■ Task to carry out ■
Please reproduce the listing word for word. Pictures stay out.
── Records shown
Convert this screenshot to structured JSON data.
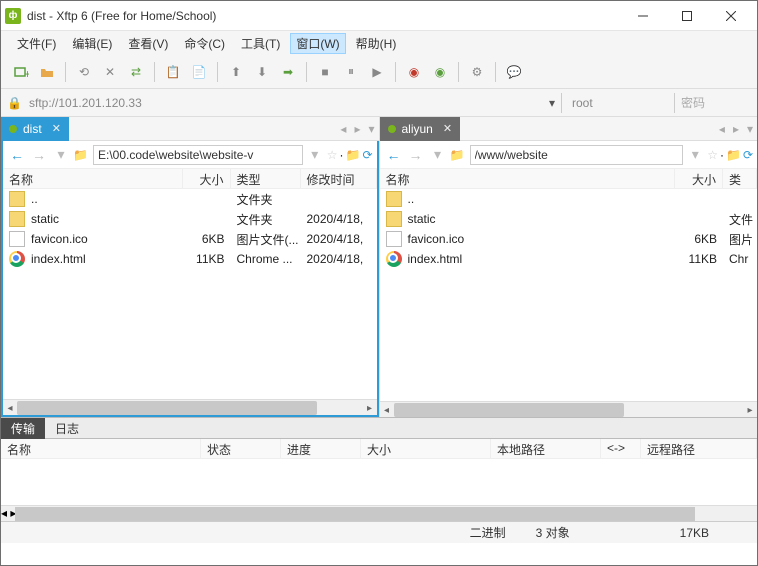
{
  "title": "dist - Xftp 6 (Free for Home/School)",
  "menus": [
    "文件(F)",
    "编辑(E)",
    "查看(V)",
    "命令(C)",
    "工具(T)",
    "窗口(W)",
    "帮助(H)"
  ],
  "active_menu_index": 5,
  "address": "sftp://101.201.120.33",
  "user": "root",
  "password_placeholder": "密码",
  "left": {
    "tab": "dist",
    "path": "E:\\00.code\\website\\website-v",
    "cols": {
      "name": "名称",
      "size": "大小",
      "type": "类型",
      "date": "修改时间"
    },
    "rows": [
      {
        "icon": "folder",
        "name": "..",
        "size": "",
        "type": "文件夹",
        "date": ""
      },
      {
        "icon": "folder",
        "name": "static",
        "size": "",
        "type": "文件夹",
        "date": "2020/4/18,"
      },
      {
        "icon": "file",
        "name": "favicon.ico",
        "size": "6KB",
        "type": "图片文件(...",
        "date": "2020/4/18,"
      },
      {
        "icon": "chrome",
        "name": "index.html",
        "size": "11KB",
        "type": "Chrome ...",
        "date": "2020/4/18,"
      }
    ]
  },
  "right": {
    "tab": "aliyun",
    "path": "/www/website",
    "cols": {
      "name": "名称",
      "size": "大小",
      "type": "类型"
    },
    "rows": [
      {
        "icon": "folder",
        "name": "..",
        "size": "",
        "type": ""
      },
      {
        "icon": "folder",
        "name": "static",
        "size": "",
        "type": "文件"
      },
      {
        "icon": "file",
        "name": "favicon.ico",
        "size": "6KB",
        "type": "图片"
      },
      {
        "icon": "chrome",
        "name": "index.html",
        "size": "11KB",
        "type": "Chr"
      }
    ]
  },
  "bottom_tabs": [
    "传输",
    "日志"
  ],
  "transfer_cols": {
    "name": "名称",
    "status": "状态",
    "progress": "进度",
    "size": "大小",
    "local": "本地路径",
    "arrow": "<->",
    "remote": "远程路径"
  },
  "status": {
    "mode": "二进制",
    "objects": "3 对象",
    "total": "17KB"
  }
}
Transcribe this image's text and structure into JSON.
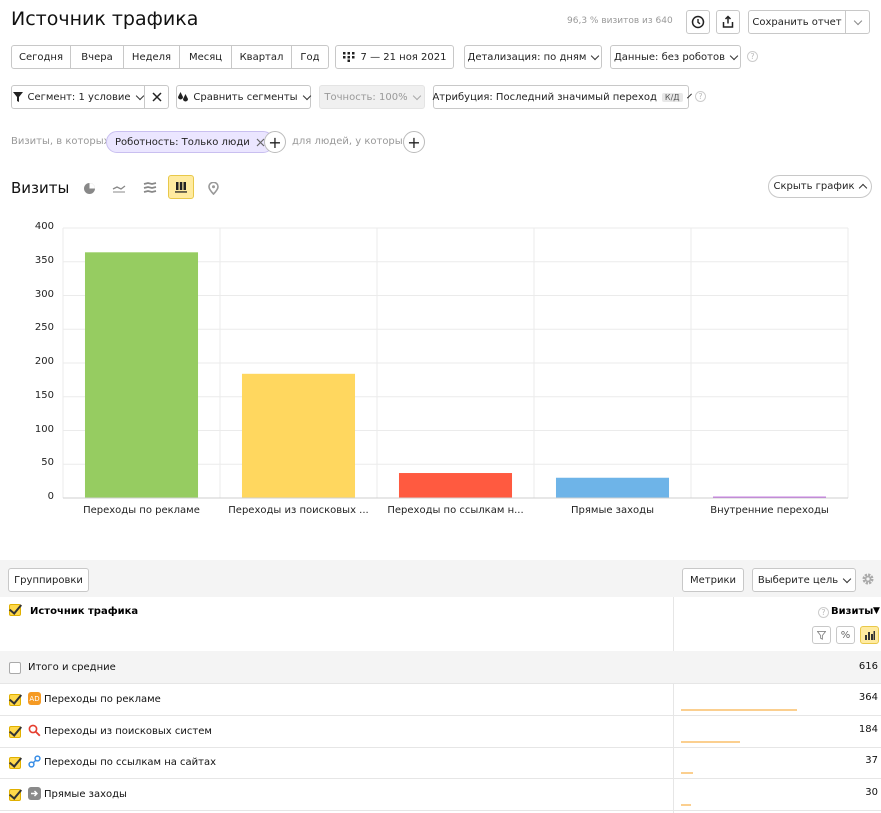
{
  "header": {
    "title": "Источник трафика",
    "sampling": "96,3 % визитов из 640",
    "save_label": "Сохранить отчет"
  },
  "periods": [
    "Сегодня",
    "Вчера",
    "Неделя",
    "Месяц",
    "Квартал",
    "Год"
  ],
  "date_range": "7 — 21 ноя 2021",
  "detail_dropdown": "Детализация: по дням",
  "data_dropdown": "Данные: без роботов",
  "segment": {
    "label": "Сегмент: 1 условие",
    "compare": "Сравнить сегменты",
    "accuracy": "Точность: 100%",
    "attribution": "Атрибуция: Последний значимый переход",
    "attribution_badge": "К/Д"
  },
  "filter": {
    "visits_prefix": "Визиты, в которых",
    "chip": "Роботность: Только люди",
    "people_prefix": "для людей, у которых"
  },
  "chart_section": {
    "title": "Визиты",
    "hide_label": "Скрыть график"
  },
  "chart_data": {
    "type": "bar",
    "categories": [
      "Переходы по рекламе",
      "Переходы из поисковых ...",
      "Переходы по ссылкам н...",
      "Прямые заходы",
      "Внутренние переходы"
    ],
    "values": [
      364,
      184,
      37,
      30,
      2
    ],
    "colors": [
      "#96cc61",
      "#ffd75f",
      "#ff5a40",
      "#6eb4e8",
      "#b14ed8"
    ],
    "ylim": [
      0,
      400
    ],
    "yticks": [
      "0",
      "50",
      "100",
      "150",
      "200",
      "250",
      "300",
      "350",
      "400"
    ],
    "grid": true
  },
  "table": {
    "groupings_label": "Группировки",
    "metrics_label": "Метрики",
    "goal_label": "Выберите цель",
    "dim_header": "Источник трафика",
    "metric_header": "Визиты",
    "totals_label": "Итого и средние",
    "totals_value": "616",
    "rows": [
      {
        "label": "Переходы по рекламе",
        "value": "364",
        "icon": "ad-icon",
        "share": 0.591
      },
      {
        "label": "Переходы из поисковых систем",
        "value": "184",
        "icon": "search-icon",
        "share": 0.299
      },
      {
        "label": "Переходы по ссылкам на сайтах",
        "value": "37",
        "icon": "link-icon",
        "share": 0.06
      },
      {
        "label": "Прямые заходы",
        "value": "30",
        "icon": "direct-icon",
        "share": 0.049
      }
    ]
  }
}
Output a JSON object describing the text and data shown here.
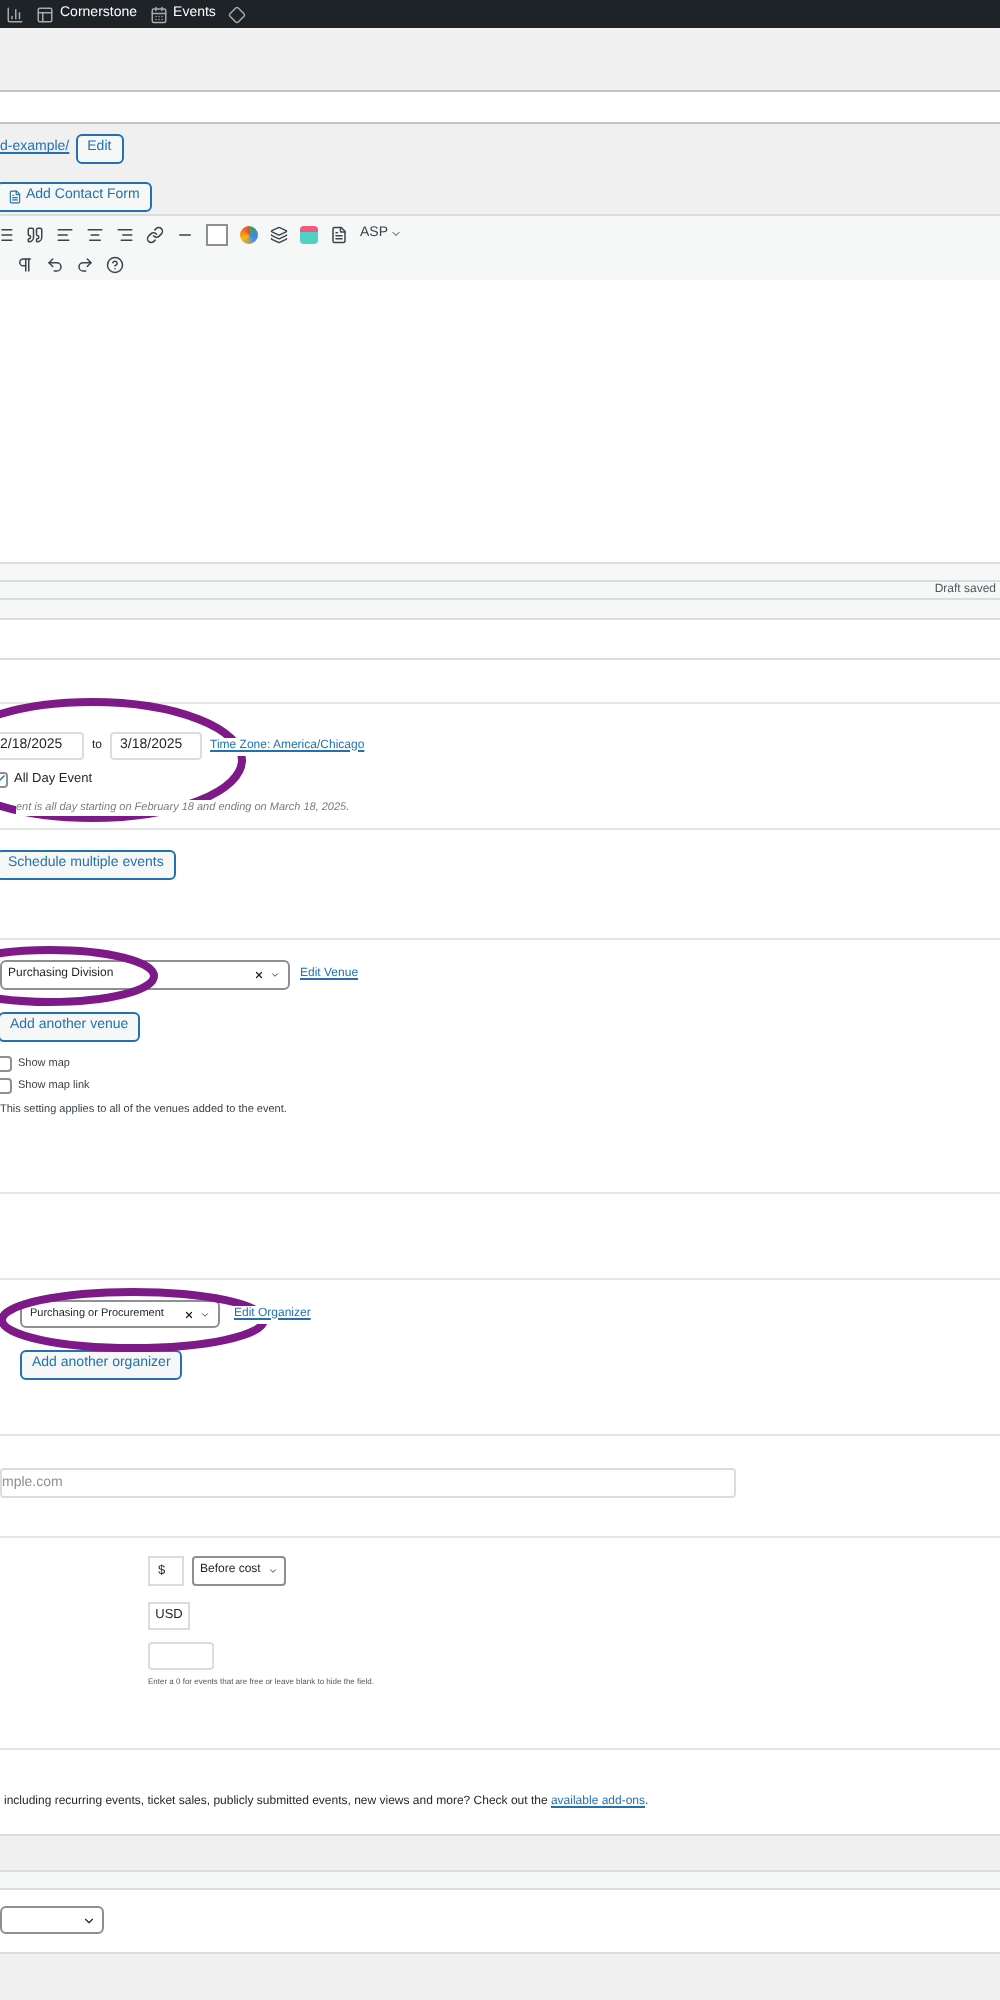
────
■ Response ■
Convert this screenshot to structured JSON data.
{
  "title": "dist - Xftp 6 (Free for Home/School)",
  "menus": [
    "文件(F)",
    "编辑(E)",
    "查看(V)",
    "命令(C)",
    "工具(T)",
    "窗口(W)",
    "帮助(H)"
  ],
  "active_menu_index": 5,
  "address": "sftp://101.201.120.33",
  "user": "root",
  "password_placeholder": "密码",
  "left": {
    "tab": "dist",
    "path": "E:\\00.code\\website\\website-v",
    "cols": {
      "name": "名称",
      "size": "大小",
      "type": "类型",
      "date": "修改时间"
    },
    "rows": [
      {
        "icon": "folder",
        "name": "..",
        "size": "",
        "type": "文件夹",
        "date": ""
      },
      {
        "icon": "folder",
        "name": "static",
        "size": "",
        "type": "文件夹",
        "date": "2020/4/18,"
      },
      {
        "icon": "file",
        "name": "favicon.ico",
        "size": "6KB",
        "type": "图片文件(...",
        "date": "2020/4/18,"
      },
      {
        "icon": "chrome",
        "name": "index.html",
        "size": "11KB",
        "type": "Chrome ...",
        "date": "2020/4/18,"
      }
    ]
  },
  "right": {
    "tab": "aliyun",
    "path": "/www/website",
    "cols": {
      "name": "名称",
      "size": "大小",
      "type": "类型"
    },
    "rows": [
      {
        "icon": "folder",
        "name": "..",
        "size": "",
        "type": ""
      },
      {
        "icon": "folder",
        "name": "static",
        "size": "",
        "type": "文件"
      },
      {
        "icon": "file",
        "name": "favicon.ico",
        "size": "6KB",
        "type": "图片"
      },
      {
        "icon": "chrome",
        "name": "index.html",
        "size": "11KB",
        "type": "Chr"
      }
    ]
  },
  "bottom_tabs": [
    "传输",
    "日志"
  ],
  "transfer_cols": {
    "name": "名称",
    "status": "状态",
    "progress": "进度",
    "size": "大小",
    "local": "本地路径",
    "arrow": "<->",
    "remote": "远程路径"
  },
  "status": {
    "mode": "二进制",
    "objects": "3 对象",
    "total": "17KB"
  }
}
Transcribe this image's text and structure into JSON.
{
  "header": {
    "title": "Источник трафика",
    "sampling": "96,3 % визитов из 640",
    "save_label": "Сохранить отчет"
  },
  "periods": [
    "Сегодня",
    "Вчера",
    "Неделя",
    "Месяц",
    "Квартал",
    "Год"
  ],
  "date_range": "7 — 21 ноя 2021",
  "detail_dropdown": "Детализация: по дням",
  "data_dropdown": "Данные: без роботов",
  "segment": {
    "label": "Сегмент: 1 условие",
    "compare": "Сравнить сегменты",
    "accuracy": "Точность: 100%",
    "attribution": "Атрибуция: Последний значимый переход",
    "attribution_badge": "К/Д"
  },
  "filter": {
    "visits_prefix": "Визиты, в которых",
    "chip": "Роботность: Только люди",
    "people_prefix": "для людей, у которых"
  },
  "chart_section": {
    "title": "Визиты",
    "hide_label": "Скрыть график"
  },
  "chart_data": {
    "type": "bar",
    "categories": [
      "Переходы по рекламе",
      "Переходы из поисковых ...",
      "Переходы по ссылкам н...",
      "Прямые заходы",
      "Внутренние переходы"
    ],
    "values": [
      364,
      184,
      37,
      30,
      2
    ],
    "colors": [
      "#96cc61",
      "#ffd75f",
      "#ff5a40",
      "#6eb4e8",
      "#b14ed8"
    ],
    "ylim": [
      0,
      400
    ],
    "yticks": [
      "0",
      "50",
      "100",
      "150",
      "200",
      "250",
      "300",
      "350",
      "400"
    ],
    "grid": true
  },
  "table": {
    "groupings_label": "Группировки",
    "metrics_label": "Метрики",
    "goal_label": "Выберите цель",
    "dim_header": "Источник трафика",
    "metric_header": "Визиты",
    "totals_label": "Итого и средние",
    "totals_value": "616",
    "rows": [
      {
        "label": "Переходы по рекламе",
        "value": "364",
        "icon": "ad-icon",
        "share": 0.591
      },
      {
        "label": "Переходы из поисковых систем",
        "value": "184",
        "icon": "search-icon",
        "share": 0.299
      },
      {
        "label": "Переходы по ссылкам на сайтах",
        "value": "37",
        "icon": "link-icon",
        "share": 0.06
      },
      {
        "label": "Прямые заходы",
        "value": "30",
        "icon": "direct-icon",
        "share": 0.049
      }
    ]
  }
}
Output a JSON object describing the text and data shown here.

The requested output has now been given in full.